## Work required
Each entry in the material below should be reproduced exactly.

## Data
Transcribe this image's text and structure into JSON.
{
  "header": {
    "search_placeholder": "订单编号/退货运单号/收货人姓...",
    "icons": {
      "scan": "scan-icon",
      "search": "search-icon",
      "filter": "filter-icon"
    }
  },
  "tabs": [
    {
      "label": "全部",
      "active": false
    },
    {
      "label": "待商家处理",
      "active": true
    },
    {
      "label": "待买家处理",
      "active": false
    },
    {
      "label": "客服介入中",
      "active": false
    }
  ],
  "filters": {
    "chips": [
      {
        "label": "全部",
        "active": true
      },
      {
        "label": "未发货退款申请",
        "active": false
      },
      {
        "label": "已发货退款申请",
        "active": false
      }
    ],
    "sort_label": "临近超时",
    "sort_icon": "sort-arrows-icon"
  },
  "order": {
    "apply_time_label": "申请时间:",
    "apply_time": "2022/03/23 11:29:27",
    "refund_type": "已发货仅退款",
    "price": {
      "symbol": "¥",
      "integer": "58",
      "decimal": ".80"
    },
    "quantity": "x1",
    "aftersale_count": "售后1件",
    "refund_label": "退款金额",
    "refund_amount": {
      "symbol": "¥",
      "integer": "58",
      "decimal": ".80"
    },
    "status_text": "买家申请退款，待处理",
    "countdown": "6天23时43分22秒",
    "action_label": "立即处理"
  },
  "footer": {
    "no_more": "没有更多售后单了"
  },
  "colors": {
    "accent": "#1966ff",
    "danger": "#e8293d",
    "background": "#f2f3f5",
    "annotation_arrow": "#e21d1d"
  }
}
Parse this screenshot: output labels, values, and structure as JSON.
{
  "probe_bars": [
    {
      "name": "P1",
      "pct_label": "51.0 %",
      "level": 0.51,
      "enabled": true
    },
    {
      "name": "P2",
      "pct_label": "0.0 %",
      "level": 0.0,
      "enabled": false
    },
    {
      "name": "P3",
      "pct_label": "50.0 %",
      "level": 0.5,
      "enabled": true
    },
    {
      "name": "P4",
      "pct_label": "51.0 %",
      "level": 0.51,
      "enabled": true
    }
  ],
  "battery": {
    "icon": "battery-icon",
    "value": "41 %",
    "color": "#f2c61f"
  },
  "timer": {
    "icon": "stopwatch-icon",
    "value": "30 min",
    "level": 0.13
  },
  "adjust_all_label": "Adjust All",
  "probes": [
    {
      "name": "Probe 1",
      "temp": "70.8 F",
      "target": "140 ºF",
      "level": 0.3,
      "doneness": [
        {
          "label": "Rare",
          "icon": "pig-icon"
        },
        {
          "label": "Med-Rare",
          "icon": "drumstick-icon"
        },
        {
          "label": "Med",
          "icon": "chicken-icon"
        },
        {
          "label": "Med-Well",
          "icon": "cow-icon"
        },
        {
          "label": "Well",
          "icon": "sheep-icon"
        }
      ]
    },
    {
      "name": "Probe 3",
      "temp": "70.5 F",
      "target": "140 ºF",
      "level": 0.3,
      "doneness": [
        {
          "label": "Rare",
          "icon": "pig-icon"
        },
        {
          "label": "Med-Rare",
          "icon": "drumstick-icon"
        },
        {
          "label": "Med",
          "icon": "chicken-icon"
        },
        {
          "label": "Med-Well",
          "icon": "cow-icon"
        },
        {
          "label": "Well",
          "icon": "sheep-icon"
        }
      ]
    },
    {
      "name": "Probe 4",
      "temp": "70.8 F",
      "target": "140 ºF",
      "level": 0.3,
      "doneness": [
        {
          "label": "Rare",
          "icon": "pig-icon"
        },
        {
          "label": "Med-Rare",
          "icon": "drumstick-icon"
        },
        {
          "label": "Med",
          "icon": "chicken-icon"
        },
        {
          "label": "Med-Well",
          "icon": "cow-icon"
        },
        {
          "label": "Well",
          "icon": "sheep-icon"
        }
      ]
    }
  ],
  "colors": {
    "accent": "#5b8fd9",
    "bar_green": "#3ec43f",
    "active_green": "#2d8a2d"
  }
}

## Response for this exercise
Transcribe this image's text and structure into JSON.
{
  "header": {
    "search_placeholder": "订单编号/退货运单号/收货人姓...",
    "icons": {
      "scan": "scan-icon",
      "search": "search-icon",
      "filter": "filter-icon"
    }
  },
  "tabs": [
    {
      "label": "全部",
      "active": false
    },
    {
      "label": "待商家处理",
      "active": true
    },
    {
      "label": "待买家处理",
      "active": false
    },
    {
      "label": "客服介入中",
      "active": false
    }
  ],
  "filters": {
    "chips": [
      {
        "label": "全部",
        "active": true
      },
      {
        "label": "未发货退款申请",
        "active": false
      },
      {
        "label": "已发货退款申请",
        "active": false
      }
    ],
    "sort_label": "临近超时",
    "sort_icon": "sort-arrows-icon"
  },
  "order": {
    "apply_time_label": "申请时间:",
    "apply_time": "2022/03/23 11:29:27",
    "refund_type": "已发货仅退款",
    "price": {
      "symbol": "¥",
      "integer": "58",
      "decimal": ".80"
    },
    "quantity": "x1",
    "aftersale_count": "售后1件",
    "refund_label": "退款金额",
    "refund_amount": {
      "symbol": "¥",
      "integer": "58",
      "decimal": ".80"
    },
    "status_text": "买家申请退款，待处理",
    "countdown": "6天23时43分22秒",
    "action_label": "立即处理"
  },
  "footer": {
    "no_more": "没有更多售后单了"
  },
  "colors": {
    "accent": "#1966ff",
    "danger": "#e8293d",
    "background": "#f2f3f5",
    "annotation_arrow": "#e21d1d"
  }
}
Parse this screenshot: output labels, values, and structure as JSON.
{
  "probe_bars": [
    {
      "name": "P1",
      "pct_label": "51.0 %",
      "level": 0.51,
      "enabled": true
    },
    {
      "name": "P2",
      "pct_label": "0.0 %",
      "level": 0.0,
      "enabled": false
    },
    {
      "name": "P3",
      "pct_label": "50.0 %",
      "level": 0.5,
      "enabled": true
    },
    {
      "name": "P4",
      "pct_label": "51.0 %",
      "level": 0.51,
      "enabled": true
    }
  ],
  "battery": {
    "icon": "battery-icon",
    "value": "41 %",
    "color": "#f2c61f"
  },
  "timer": {
    "icon": "stopwatch-icon",
    "value": "30 min",
    "level": 0.13
  },
  "adjust_all_label": "Adjust All",
  "probes": [
    {
      "name": "Probe 1",
      "temp": "70.8 F",
      "target": "140 ºF",
      "level": 0.3,
      "doneness": [
        {
          "label": "Rare",
          "icon": "pig-icon"
        },
        {
          "label": "Med-Rare",
          "icon": "drumstick-icon"
        },
        {
          "label": "Med",
          "icon": "chicken-icon"
        },
        {
          "label": "Med-Well",
          "icon": "cow-icon"
        },
        {
          "label": "Well",
          "icon": "sheep-icon"
        }
      ]
    },
    {
      "name": "Probe 3",
      "temp": "70.5 F",
      "target": "140 ºF",
      "level": 0.3,
      "doneness": [
        {
          "label": "Rare",
          "icon": "pig-icon"
        },
        {
          "label": "Med-Rare",
          "icon": "drumstick-icon"
        },
        {
          "label": "Med",
          "icon": "chicken-icon"
        },
        {
          "label": "Med-Well",
          "icon": "cow-icon"
        },
        {
          "label": "Well",
          "icon": "sheep-icon"
        }
      ]
    },
    {
      "name": "Probe 4",
      "temp": "70.8 F",
      "target": "140 ºF",
      "level": 0.3,
      "doneness": [
        {
          "label": "Rare",
          "icon": "pig-icon"
        },
        {
          "label": "Med-Rare",
          "icon": "drumstick-icon"
        },
        {
          "label": "Med",
          "icon": "chicken-icon"
        },
        {
          "label": "Med-Well",
          "icon": "cow-icon"
        },
        {
          "label": "Well",
          "icon": "sheep-icon"
        }
      ]
    }
  ],
  "colors": {
    "accent": "#5b8fd9",
    "bar_green": "#3ec43f",
    "active_green": "#2d8a2d"
  }
}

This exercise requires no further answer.